■ TASK DIRECTIONS
When you reach the line with "Convert this screenshot", start repeating the lines exactly and keep going to the end of the records, but drop every picture.

---------- DATA SUPPLIED

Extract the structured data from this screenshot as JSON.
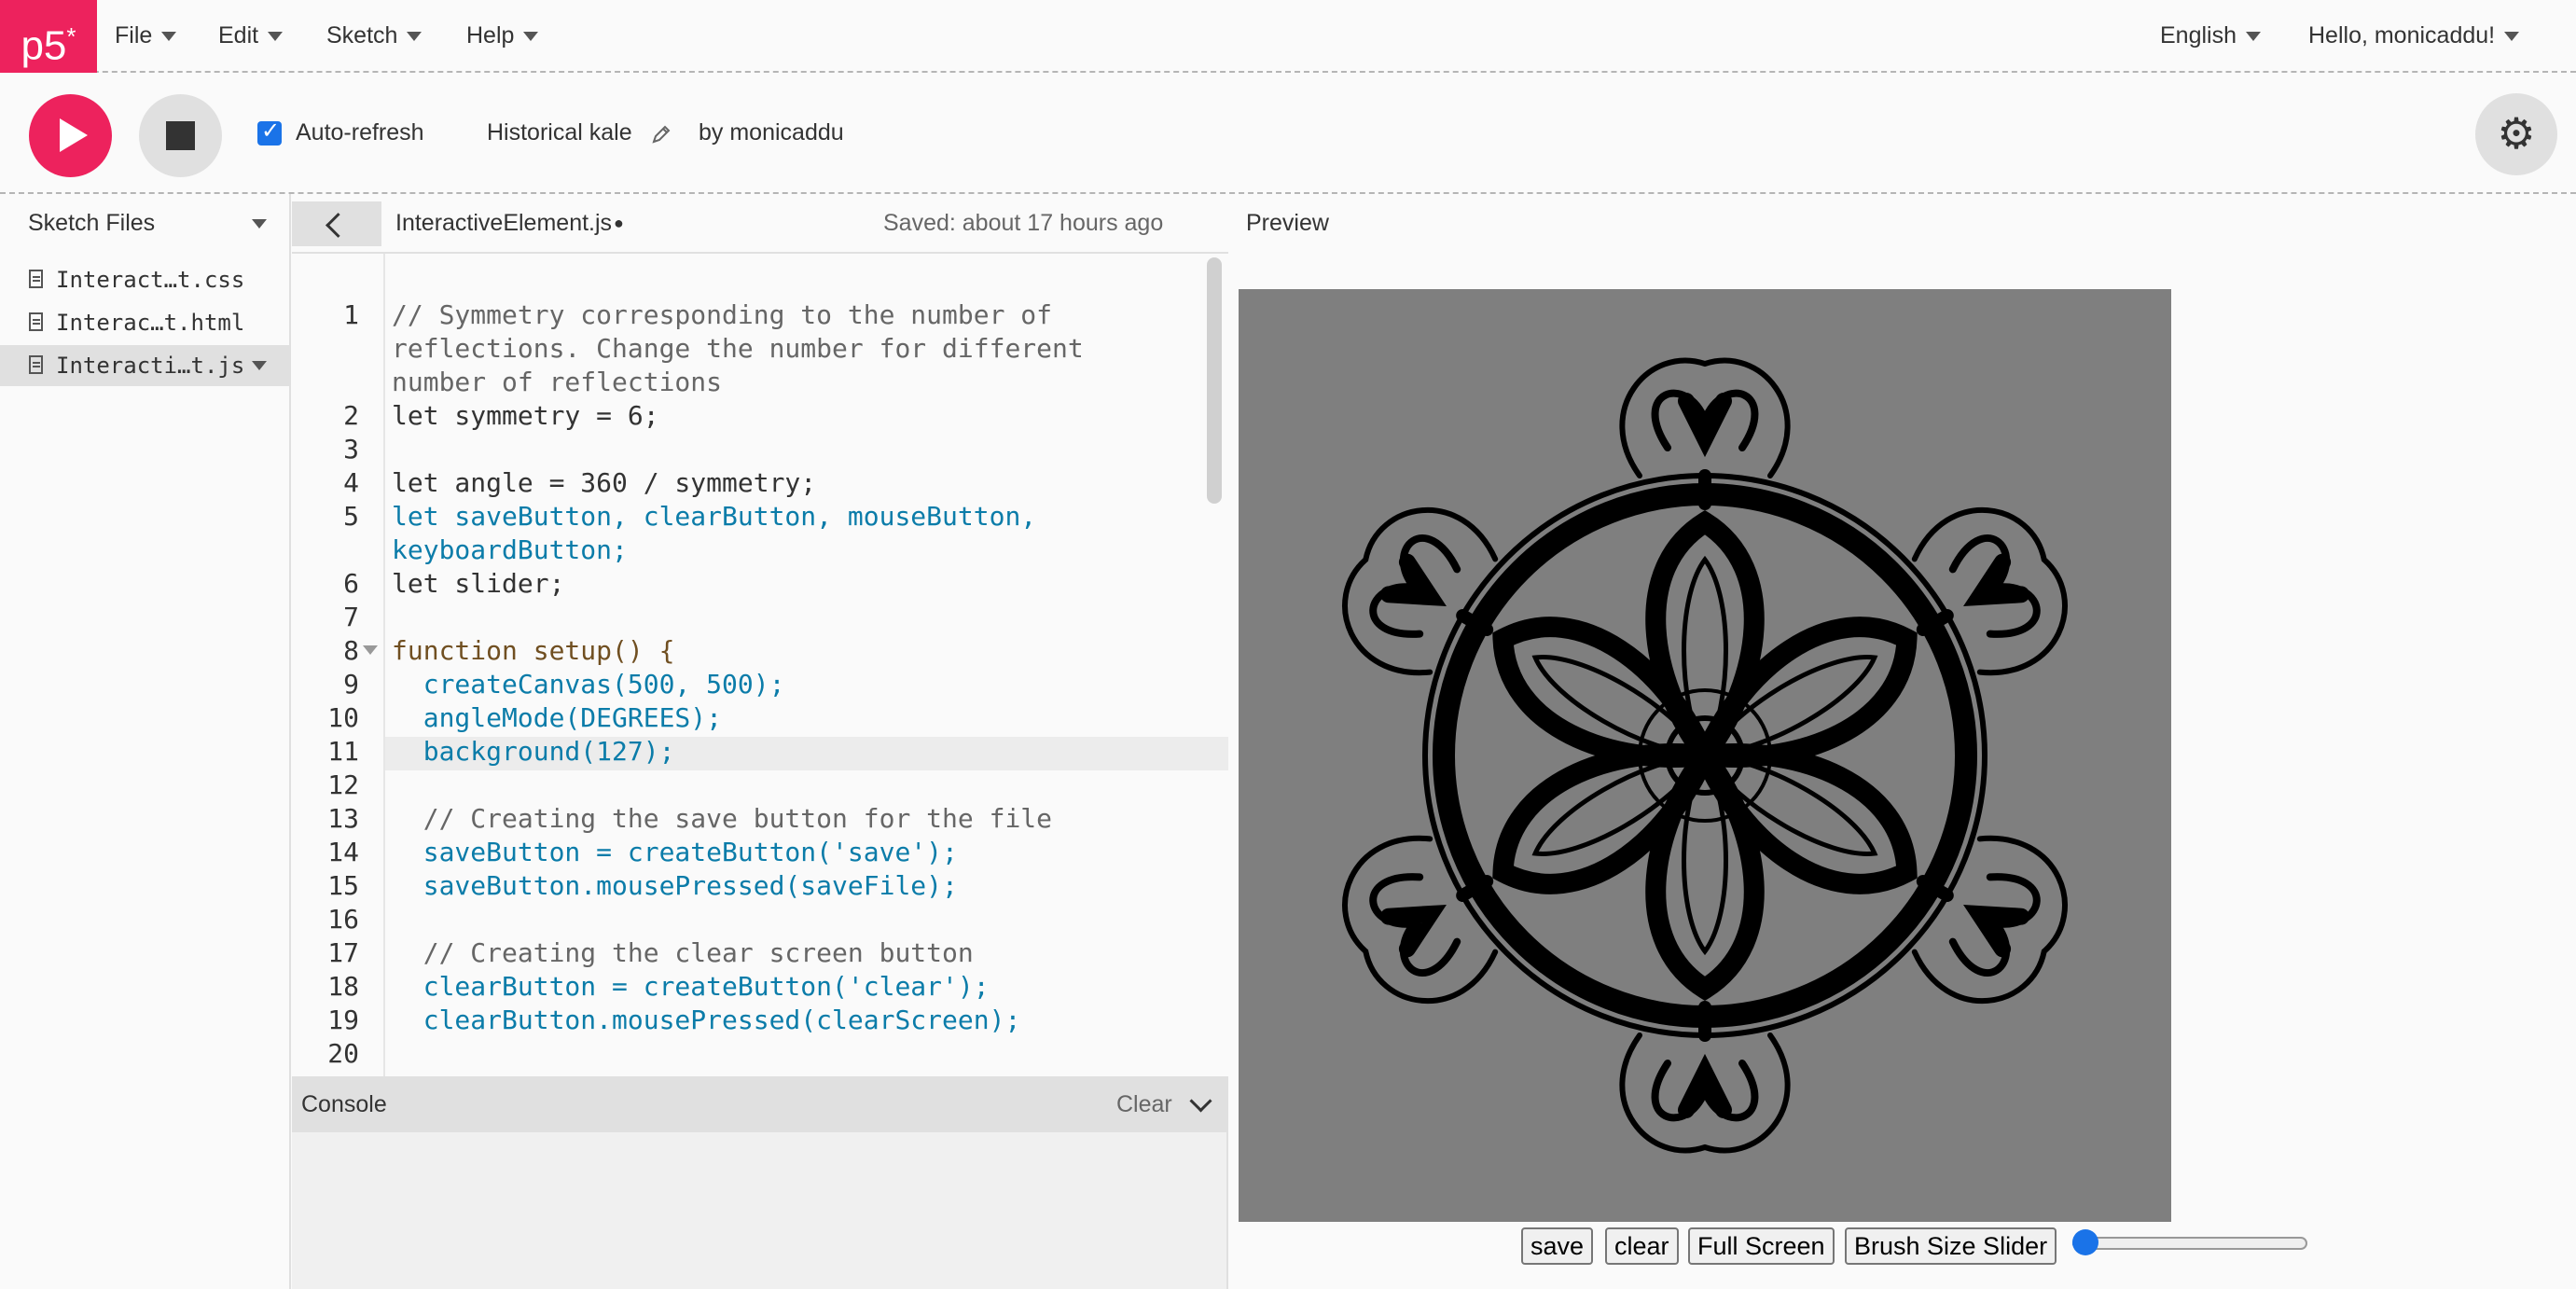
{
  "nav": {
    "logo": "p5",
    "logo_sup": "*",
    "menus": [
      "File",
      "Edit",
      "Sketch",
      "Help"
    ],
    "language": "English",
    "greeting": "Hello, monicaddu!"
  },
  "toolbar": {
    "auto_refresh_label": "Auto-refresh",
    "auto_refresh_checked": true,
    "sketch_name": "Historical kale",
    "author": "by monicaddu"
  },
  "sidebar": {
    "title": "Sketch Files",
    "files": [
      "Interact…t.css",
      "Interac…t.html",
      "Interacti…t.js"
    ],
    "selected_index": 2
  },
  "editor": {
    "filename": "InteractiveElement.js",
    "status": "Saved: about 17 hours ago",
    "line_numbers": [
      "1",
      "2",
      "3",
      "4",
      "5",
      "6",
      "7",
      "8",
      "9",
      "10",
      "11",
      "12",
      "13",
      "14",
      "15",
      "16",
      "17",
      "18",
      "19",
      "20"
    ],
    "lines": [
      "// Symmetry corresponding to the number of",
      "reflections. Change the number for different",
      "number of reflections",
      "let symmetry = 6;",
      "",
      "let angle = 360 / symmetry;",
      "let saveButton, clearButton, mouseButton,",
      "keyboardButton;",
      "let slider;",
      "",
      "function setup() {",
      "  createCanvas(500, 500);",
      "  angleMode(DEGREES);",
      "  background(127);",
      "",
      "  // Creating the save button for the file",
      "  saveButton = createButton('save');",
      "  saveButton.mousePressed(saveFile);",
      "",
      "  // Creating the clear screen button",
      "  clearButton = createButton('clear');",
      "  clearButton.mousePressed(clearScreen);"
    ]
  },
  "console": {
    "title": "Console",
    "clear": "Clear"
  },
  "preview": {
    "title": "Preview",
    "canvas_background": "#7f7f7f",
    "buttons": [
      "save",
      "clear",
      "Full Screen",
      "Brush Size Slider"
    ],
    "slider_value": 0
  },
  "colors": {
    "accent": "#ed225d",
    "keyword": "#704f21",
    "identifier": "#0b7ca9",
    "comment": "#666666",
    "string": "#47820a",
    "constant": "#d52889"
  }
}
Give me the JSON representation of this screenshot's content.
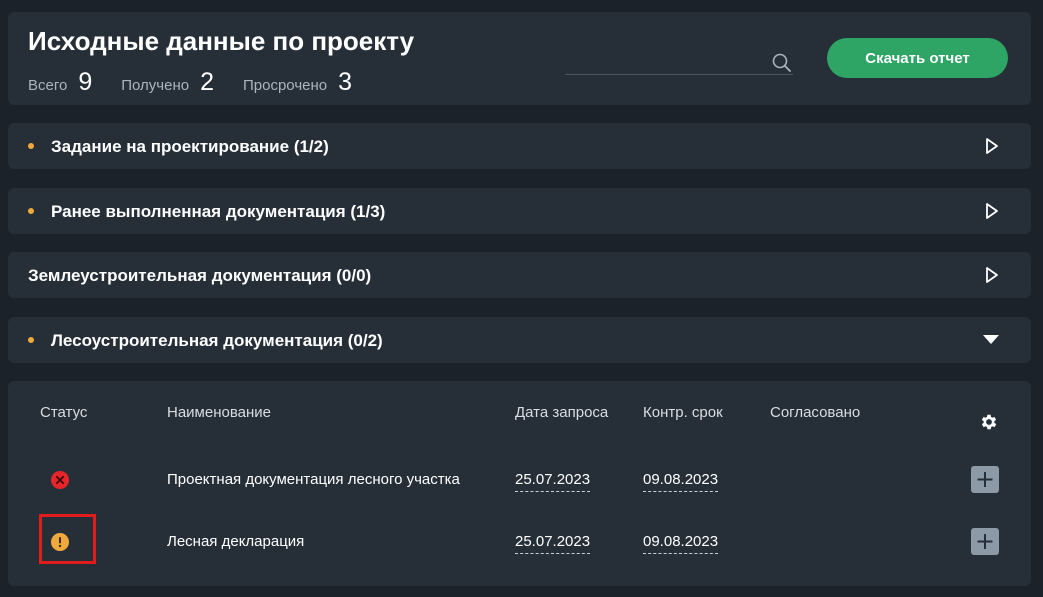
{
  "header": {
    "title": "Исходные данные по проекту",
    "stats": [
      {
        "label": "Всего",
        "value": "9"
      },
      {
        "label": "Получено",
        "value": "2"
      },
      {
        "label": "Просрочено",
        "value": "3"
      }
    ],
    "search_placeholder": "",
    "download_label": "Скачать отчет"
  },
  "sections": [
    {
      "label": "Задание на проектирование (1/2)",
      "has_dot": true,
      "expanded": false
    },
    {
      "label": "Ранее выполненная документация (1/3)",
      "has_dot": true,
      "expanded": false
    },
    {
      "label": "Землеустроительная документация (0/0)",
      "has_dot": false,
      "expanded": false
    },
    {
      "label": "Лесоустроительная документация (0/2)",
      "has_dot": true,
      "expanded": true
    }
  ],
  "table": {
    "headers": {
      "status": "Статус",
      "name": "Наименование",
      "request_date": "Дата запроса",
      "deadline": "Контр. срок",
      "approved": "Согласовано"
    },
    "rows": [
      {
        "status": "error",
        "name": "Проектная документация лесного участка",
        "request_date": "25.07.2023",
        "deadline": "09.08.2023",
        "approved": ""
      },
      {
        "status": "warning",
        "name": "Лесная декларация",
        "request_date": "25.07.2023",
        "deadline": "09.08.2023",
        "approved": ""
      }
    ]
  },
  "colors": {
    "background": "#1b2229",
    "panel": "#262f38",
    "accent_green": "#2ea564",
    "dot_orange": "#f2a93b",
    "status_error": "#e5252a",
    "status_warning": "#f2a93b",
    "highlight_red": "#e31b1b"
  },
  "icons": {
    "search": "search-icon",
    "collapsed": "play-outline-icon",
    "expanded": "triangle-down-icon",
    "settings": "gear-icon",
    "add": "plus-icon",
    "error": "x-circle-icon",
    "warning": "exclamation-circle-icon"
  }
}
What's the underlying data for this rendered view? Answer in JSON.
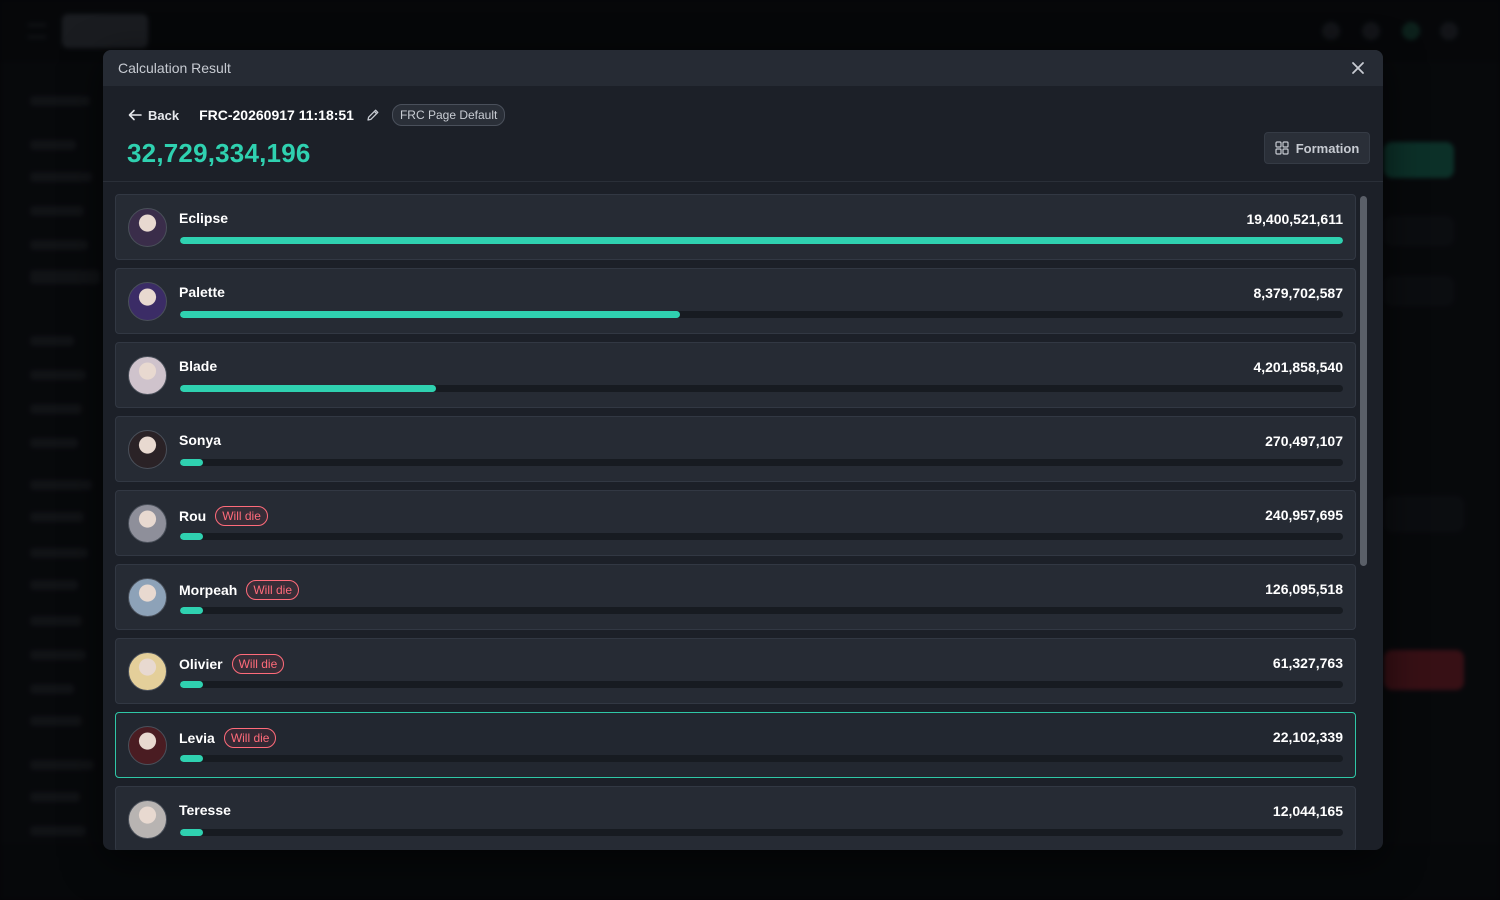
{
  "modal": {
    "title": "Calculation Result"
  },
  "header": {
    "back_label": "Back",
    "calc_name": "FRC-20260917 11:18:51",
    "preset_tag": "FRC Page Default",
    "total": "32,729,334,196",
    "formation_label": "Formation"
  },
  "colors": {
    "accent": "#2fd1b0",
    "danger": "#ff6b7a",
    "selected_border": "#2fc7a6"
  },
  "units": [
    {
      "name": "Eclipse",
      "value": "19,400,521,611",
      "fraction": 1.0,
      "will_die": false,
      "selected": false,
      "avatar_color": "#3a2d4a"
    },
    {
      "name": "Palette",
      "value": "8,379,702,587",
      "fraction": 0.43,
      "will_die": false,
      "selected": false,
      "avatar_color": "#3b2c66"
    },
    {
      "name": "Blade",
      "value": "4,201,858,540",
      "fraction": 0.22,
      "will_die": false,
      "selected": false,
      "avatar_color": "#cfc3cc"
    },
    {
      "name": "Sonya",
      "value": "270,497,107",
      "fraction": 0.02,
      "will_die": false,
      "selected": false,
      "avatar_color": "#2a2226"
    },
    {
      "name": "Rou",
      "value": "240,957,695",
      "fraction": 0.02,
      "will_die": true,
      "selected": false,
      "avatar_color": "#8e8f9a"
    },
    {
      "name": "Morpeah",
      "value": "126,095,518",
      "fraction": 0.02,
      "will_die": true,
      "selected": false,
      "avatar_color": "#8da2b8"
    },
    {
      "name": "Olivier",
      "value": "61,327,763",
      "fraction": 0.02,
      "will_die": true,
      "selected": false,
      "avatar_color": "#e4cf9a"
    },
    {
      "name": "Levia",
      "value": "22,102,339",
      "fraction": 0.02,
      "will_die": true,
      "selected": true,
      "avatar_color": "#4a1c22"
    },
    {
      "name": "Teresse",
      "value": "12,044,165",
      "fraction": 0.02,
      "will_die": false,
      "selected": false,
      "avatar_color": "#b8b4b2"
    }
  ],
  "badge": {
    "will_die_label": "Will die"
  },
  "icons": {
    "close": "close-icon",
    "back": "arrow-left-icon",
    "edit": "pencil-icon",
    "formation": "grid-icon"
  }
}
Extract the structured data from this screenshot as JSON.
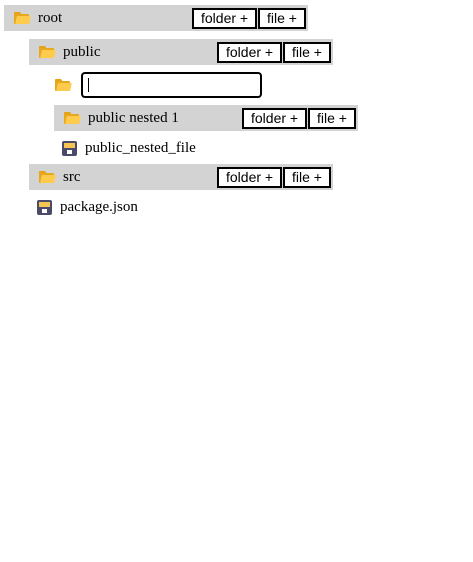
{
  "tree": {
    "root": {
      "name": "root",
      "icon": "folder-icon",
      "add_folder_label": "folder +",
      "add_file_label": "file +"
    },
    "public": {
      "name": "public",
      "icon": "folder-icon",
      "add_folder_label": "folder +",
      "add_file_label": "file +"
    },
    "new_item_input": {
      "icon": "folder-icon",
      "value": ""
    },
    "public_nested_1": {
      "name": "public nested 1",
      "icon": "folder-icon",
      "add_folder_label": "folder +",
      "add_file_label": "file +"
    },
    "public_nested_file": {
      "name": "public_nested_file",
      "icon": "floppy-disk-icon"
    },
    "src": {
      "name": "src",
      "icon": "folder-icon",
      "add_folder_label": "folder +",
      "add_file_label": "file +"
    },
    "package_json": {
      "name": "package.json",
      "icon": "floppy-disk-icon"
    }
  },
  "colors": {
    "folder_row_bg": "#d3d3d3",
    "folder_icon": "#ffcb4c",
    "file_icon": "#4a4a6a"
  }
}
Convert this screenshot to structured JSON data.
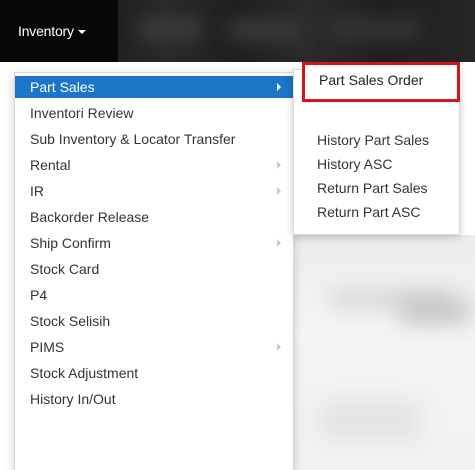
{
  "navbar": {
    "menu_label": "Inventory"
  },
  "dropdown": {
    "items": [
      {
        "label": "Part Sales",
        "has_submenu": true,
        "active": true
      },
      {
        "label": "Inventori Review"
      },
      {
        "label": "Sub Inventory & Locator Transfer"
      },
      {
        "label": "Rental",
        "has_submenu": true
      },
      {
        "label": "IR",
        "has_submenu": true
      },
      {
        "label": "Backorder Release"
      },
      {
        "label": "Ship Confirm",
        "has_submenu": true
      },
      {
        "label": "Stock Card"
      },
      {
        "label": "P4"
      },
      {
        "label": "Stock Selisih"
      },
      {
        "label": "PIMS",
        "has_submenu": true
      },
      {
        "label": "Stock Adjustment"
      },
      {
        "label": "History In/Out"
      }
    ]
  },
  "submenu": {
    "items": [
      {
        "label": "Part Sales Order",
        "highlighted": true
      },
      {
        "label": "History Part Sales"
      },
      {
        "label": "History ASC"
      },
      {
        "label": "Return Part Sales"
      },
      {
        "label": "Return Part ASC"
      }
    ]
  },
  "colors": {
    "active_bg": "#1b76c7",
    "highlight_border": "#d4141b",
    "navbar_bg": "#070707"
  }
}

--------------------

■ ANSWER SECTION
Convert this screenshot to structured JSON data.
{
  "navbar": {
    "menu_label": "Inventory"
  },
  "dropdown": {
    "items": [
      {
        "label": "Part Sales",
        "has_submenu": true,
        "active": true
      },
      {
        "label": "Inventori Review"
      },
      {
        "label": "Sub Inventory & Locator Transfer"
      },
      {
        "label": "Rental",
        "has_submenu": true
      },
      {
        "label": "IR",
        "has_submenu": true
      },
      {
        "label": "Backorder Release"
      },
      {
        "label": "Ship Confirm",
        "has_submenu": true
      },
      {
        "label": "Stock Card"
      },
      {
        "label": "P4"
      },
      {
        "label": "Stock Selisih"
      },
      {
        "label": "PIMS",
        "has_submenu": true
      },
      {
        "label": "Stock Adjustment"
      },
      {
        "label": "History In/Out"
      }
    ]
  },
  "submenu": {
    "items": [
      {
        "label": "Part Sales Order",
        "highlighted": true
      },
      {
        "label": "History Part Sales"
      },
      {
        "label": "History ASC"
      },
      {
        "label": "Return Part Sales"
      },
      {
        "label": "Return Part ASC"
      }
    ]
  },
  "colors": {
    "active_bg": "#1b76c7",
    "highlight_border": "#d4141b",
    "navbar_bg": "#070707"
  }
}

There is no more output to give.